Data records for software interfaces:

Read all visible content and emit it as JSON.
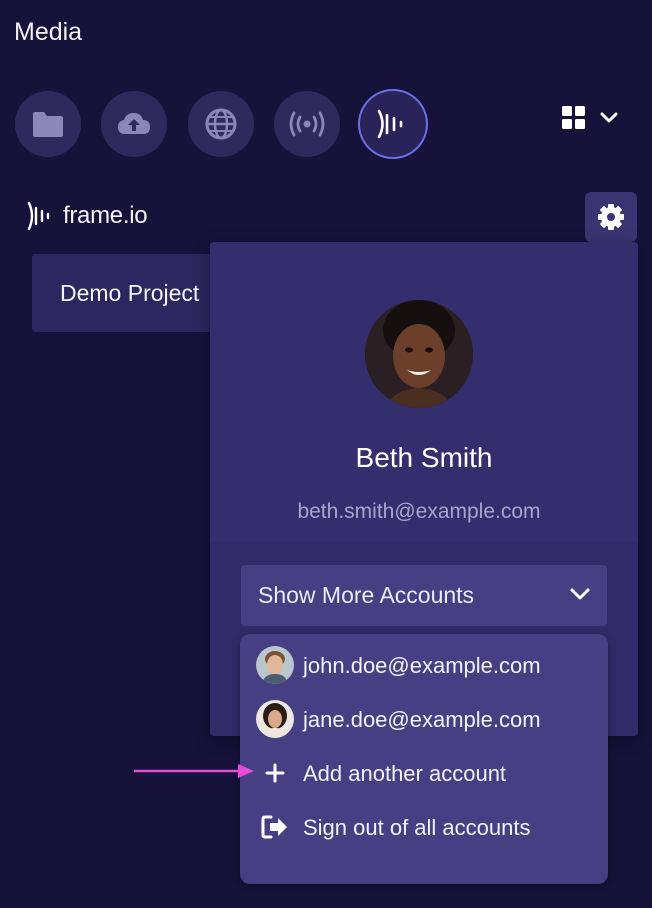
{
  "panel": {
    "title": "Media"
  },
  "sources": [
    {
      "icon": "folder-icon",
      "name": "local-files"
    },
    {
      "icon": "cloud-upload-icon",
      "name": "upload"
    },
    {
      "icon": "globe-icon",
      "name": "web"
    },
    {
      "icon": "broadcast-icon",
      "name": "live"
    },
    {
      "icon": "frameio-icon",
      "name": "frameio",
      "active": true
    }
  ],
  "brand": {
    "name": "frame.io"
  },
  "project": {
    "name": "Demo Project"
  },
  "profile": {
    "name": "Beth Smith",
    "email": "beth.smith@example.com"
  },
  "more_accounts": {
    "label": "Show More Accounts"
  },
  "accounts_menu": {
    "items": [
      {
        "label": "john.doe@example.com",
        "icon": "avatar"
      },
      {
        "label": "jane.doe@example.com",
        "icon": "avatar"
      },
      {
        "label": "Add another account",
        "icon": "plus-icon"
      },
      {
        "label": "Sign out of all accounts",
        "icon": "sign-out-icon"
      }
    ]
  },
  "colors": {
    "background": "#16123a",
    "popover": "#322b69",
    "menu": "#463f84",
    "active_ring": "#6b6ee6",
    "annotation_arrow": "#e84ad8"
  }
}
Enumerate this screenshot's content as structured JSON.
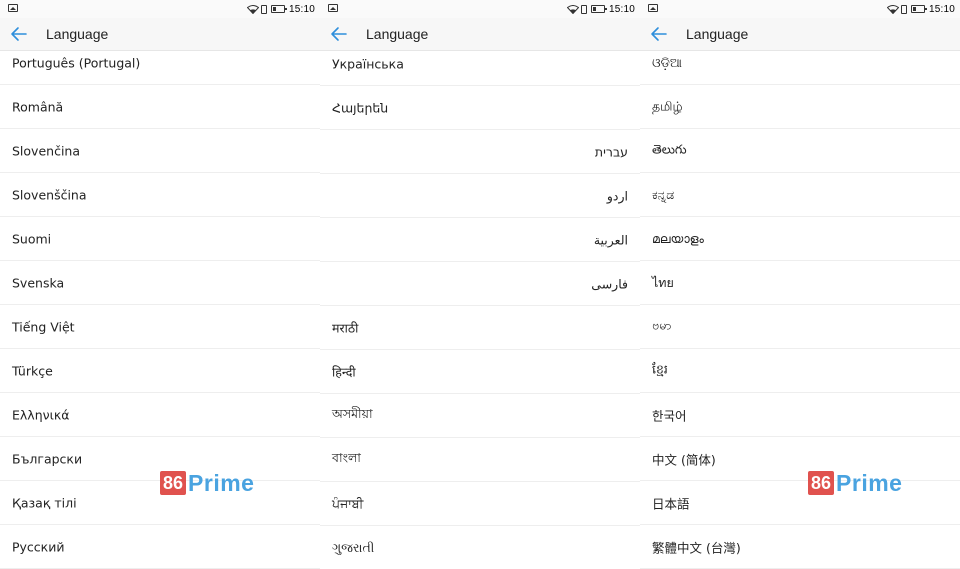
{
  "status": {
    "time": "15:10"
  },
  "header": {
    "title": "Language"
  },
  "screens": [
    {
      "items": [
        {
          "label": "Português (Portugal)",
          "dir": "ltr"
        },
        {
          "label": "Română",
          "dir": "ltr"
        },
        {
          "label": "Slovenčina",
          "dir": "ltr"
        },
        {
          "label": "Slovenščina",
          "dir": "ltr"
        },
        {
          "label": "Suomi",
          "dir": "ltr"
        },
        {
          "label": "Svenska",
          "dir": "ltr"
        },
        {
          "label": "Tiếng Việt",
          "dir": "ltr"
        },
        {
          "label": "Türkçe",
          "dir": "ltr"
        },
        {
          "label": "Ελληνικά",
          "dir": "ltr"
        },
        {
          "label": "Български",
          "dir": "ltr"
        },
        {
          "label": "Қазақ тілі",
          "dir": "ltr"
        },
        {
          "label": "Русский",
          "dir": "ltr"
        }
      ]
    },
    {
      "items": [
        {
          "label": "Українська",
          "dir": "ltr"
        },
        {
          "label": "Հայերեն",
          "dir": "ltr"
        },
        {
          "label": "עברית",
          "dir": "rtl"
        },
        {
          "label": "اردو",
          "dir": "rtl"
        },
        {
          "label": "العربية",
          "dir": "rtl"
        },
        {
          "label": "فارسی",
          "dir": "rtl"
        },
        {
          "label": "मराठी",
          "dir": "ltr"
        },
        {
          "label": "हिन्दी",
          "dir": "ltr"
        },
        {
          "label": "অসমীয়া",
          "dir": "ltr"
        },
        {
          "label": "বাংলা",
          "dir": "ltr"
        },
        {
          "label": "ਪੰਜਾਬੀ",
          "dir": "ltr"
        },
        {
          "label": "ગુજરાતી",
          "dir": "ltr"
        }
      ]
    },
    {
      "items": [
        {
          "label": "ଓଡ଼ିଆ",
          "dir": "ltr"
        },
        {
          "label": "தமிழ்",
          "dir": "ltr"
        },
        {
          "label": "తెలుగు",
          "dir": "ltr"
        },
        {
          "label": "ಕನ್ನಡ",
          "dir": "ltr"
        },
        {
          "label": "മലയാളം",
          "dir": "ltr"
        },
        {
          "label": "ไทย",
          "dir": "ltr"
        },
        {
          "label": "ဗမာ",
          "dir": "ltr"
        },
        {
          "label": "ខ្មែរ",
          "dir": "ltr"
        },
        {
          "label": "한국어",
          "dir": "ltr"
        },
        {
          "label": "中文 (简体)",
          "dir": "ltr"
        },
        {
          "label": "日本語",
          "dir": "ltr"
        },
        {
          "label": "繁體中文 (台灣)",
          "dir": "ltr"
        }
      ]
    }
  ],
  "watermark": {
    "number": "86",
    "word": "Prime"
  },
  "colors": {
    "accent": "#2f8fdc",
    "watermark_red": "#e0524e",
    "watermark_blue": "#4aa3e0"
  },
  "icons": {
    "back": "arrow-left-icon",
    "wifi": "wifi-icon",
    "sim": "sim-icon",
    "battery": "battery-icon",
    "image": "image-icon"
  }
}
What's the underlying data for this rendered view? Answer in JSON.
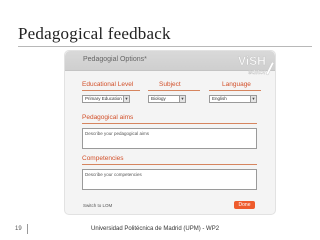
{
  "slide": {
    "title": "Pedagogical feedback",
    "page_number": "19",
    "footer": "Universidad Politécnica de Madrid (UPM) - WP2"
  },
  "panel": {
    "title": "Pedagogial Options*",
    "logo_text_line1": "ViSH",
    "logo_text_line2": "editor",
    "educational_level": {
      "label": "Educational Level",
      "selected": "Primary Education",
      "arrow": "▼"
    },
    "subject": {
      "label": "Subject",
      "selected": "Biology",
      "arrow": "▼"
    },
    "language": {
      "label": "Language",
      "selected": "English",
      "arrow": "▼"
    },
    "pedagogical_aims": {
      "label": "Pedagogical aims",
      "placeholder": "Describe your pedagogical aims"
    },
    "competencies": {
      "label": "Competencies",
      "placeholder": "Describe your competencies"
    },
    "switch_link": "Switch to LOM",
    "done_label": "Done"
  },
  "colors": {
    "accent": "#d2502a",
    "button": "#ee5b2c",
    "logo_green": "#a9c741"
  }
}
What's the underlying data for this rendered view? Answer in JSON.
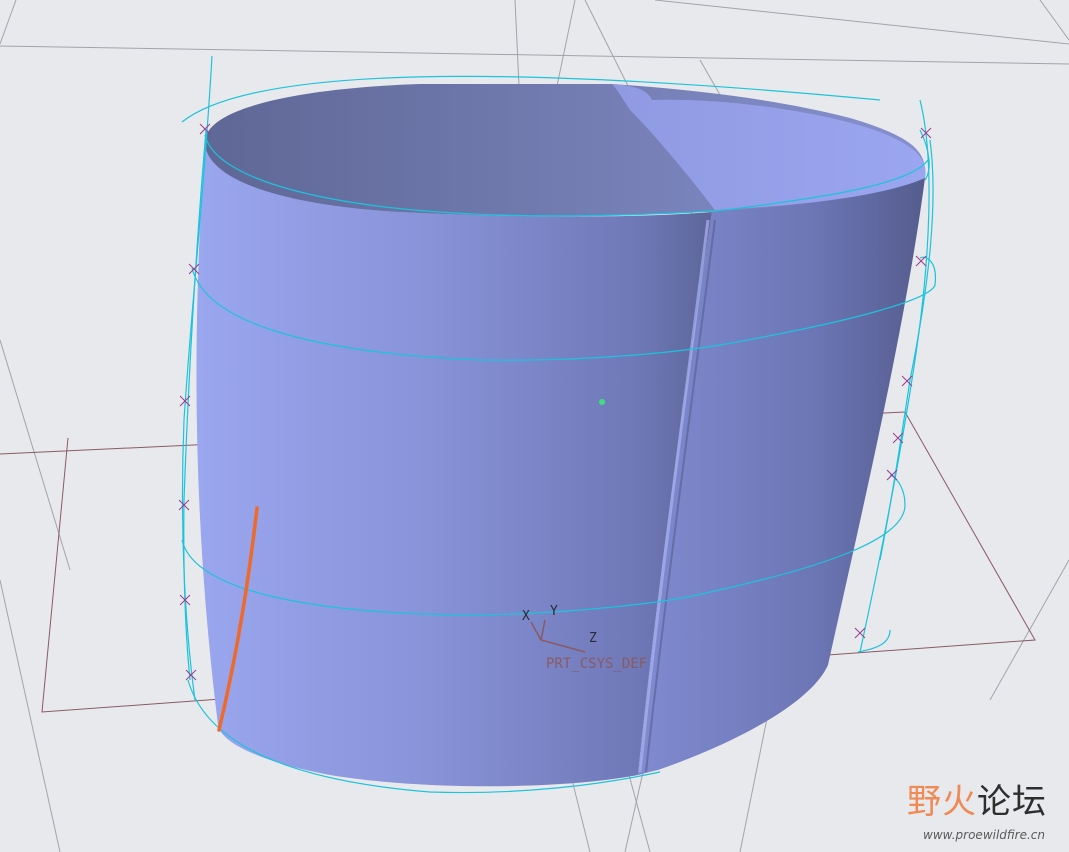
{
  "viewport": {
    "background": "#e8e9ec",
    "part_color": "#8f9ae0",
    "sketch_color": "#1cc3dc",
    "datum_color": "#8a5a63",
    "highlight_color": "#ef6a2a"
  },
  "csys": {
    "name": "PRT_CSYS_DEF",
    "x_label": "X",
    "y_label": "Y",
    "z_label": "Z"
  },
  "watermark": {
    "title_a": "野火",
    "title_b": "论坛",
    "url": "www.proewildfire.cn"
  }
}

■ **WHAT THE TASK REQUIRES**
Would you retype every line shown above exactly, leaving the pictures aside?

■ **PROBLEM SOLUTION**
Read all visible content and emit it as JSON.
{
  "panel": {
    "title": "Media"
  },
  "sources": [
    {
      "icon": "folder-icon",
      "name": "local-files"
    },
    {
      "icon": "cloud-upload-icon",
      "name": "upload"
    },
    {
      "icon": "globe-icon",
      "name": "web"
    },
    {
      "icon": "broadcast-icon",
      "name": "live"
    },
    {
      "icon": "frameio-icon",
      "name": "frameio",
      "active": true
    }
  ],
  "brand": {
    "name": "frame.io"
  },
  "project": {
    "name": "Demo Project"
  },
  "profile": {
    "name": "Beth Smith",
    "email": "beth.smith@example.com"
  },
  "more_accounts": {
    "label": "Show More Accounts"
  },
  "accounts_menu": {
    "items": [
      {
        "label": "john.doe@example.com",
        "icon": "avatar"
      },
      {
        "label": "jane.doe@example.com",
        "icon": "avatar"
      },
      {
        "label": "Add another account",
        "icon": "plus-icon"
      },
      {
        "label": "Sign out of all accounts",
        "icon": "sign-out-icon"
      }
    ]
  },
  "colors": {
    "background": "#16123a",
    "popover": "#322b69",
    "menu": "#463f84",
    "active_ring": "#6b6ee6",
    "annotation_arrow": "#e84ad8"
  }
}
Enumerate this screenshot's content as structured JSON.
{
  "status": {
    "time": "15:10"
  },
  "header": {
    "title": "Language"
  },
  "screens": [
    {
      "items": [
        {
          "label": "Português (Portugal)",
          "dir": "ltr"
        },
        {
          "label": "Română",
          "dir": "ltr"
        },
        {
          "label": "Slovenčina",
          "dir": "ltr"
        },
        {
          "label": "Slovenščina",
          "dir": "ltr"
        },
        {
          "label": "Suomi",
          "dir": "ltr"
        },
        {
          "label": "Svenska",
          "dir": "ltr"
        },
        {
          "label": "Tiếng Việt",
          "dir": "ltr"
        },
        {
          "label": "Türkçe",
          "dir": "ltr"
        },
        {
          "label": "Ελληνικά",
          "dir": "ltr"
        },
        {
          "label": "Български",
          "dir": "ltr"
        },
        {
          "label": "Қазақ тілі",
          "dir": "ltr"
        },
        {
          "label": "Русский",
          "dir": "ltr"
        }
      ]
    },
    {
      "items": [
        {
          "label": "Українська",
          "dir": "ltr"
        },
        {
          "label": "Հայերեն",
          "dir": "ltr"
        },
        {
          "label": "עברית",
          "dir": "rtl"
        },
        {
          "label": "اردو",
          "dir": "rtl"
        },
        {
          "label": "العربية",
          "dir": "rtl"
        },
        {
          "label": "فارسی",
          "dir": "rtl"
        },
        {
          "label": "मराठी",
          "dir": "ltr"
        },
        {
          "label": "हिन्दी",
          "dir": "ltr"
        },
        {
          "label": "অসমীয়া",
          "dir": "ltr"
        },
        {
          "label": "বাংলা",
          "dir": "ltr"
        },
        {
          "label": "ਪੰਜਾਬੀ",
          "dir": "ltr"
        },
        {
          "label": "ગુજરાતી",
          "dir": "ltr"
        }
      ]
    },
    {
      "items": [
        {
          "label": "ଓଡ଼ିଆ",
          "dir": "ltr"
        },
        {
          "label": "தமிழ்",
          "dir": "ltr"
        },
        {
          "label": "తెలుగు",
          "dir": "ltr"
        },
        {
          "label": "ಕನ್ನಡ",
          "dir": "ltr"
        },
        {
          "label": "മലയാളം",
          "dir": "ltr"
        },
        {
          "label": "ไทย",
          "dir": "ltr"
        },
        {
          "label": "ဗမာ",
          "dir": "ltr"
        },
        {
          "label": "ខ្មែរ",
          "dir": "ltr"
        },
        {
          "label": "한국어",
          "dir": "ltr"
        },
        {
          "label": "中文 (简体)",
          "dir": "ltr"
        },
        {
          "label": "日本語",
          "dir": "ltr"
        },
        {
          "label": "繁體中文 (台灣)",
          "dir": "ltr"
        }
      ]
    }
  ],
  "watermark": {
    "number": "86",
    "word": "Prime"
  },
  "colors": {
    "accent": "#2f8fdc",
    "watermark_red": "#e0524e",
    "watermark_blue": "#4aa3e0"
  },
  "icons": {
    "back": "arrow-left-icon",
    "wifi": "wifi-icon",
    "sim": "sim-icon",
    "battery": "battery-icon",
    "image": "image-icon"
  }
}
What's the underlying data for this rendered view? Answer in JSON.
{
  "slide": {
    "title": "Pedagogical feedback",
    "page_number": "19",
    "footer": "Universidad Politécnica de Madrid (UPM) - WP2"
  },
  "panel": {
    "title": "Pedagogial Options*",
    "logo_text_line1": "ViSH",
    "logo_text_line2": "editor",
    "educational_level": {
      "label": "Educational Level",
      "selected": "Primary Education",
      "arrow": "▼"
    },
    "subject": {
      "label": "Subject",
      "selected": "Biology",
      "arrow": "▼"
    },
    "language": {
      "label": "Language",
      "selected": "English",
      "arrow": "▼"
    },
    "pedagogical_aims": {
      "label": "Pedagogical aims",
      "placeholder": "Describe your pedagogical aims"
    },
    "competencies": {
      "label": "Competencies",
      "placeholder": "Describe your competencies"
    },
    "switch_link": "Switch to LOM",
    "done_label": "Done"
  },
  "colors": {
    "accent": "#d2502a",
    "button": "#ee5b2c",
    "logo_green": "#a9c741"
  }
}
What's the underlying data for this rendered view? Answer in JSON.
{
  "viewport": {
    "background": "#e8e9ec",
    "part_color": "#8f9ae0",
    "sketch_color": "#1cc3dc",
    "datum_color": "#8a5a63",
    "highlight_color": "#ef6a2a"
  },
  "csys": {
    "name": "PRT_CSYS_DEF",
    "x_label": "X",
    "y_label": "Y",
    "z_label": "Z"
  },
  "watermark": {
    "title_a": "野火",
    "title_b": "论坛",
    "url": "www.proewildfire.cn"
  }
}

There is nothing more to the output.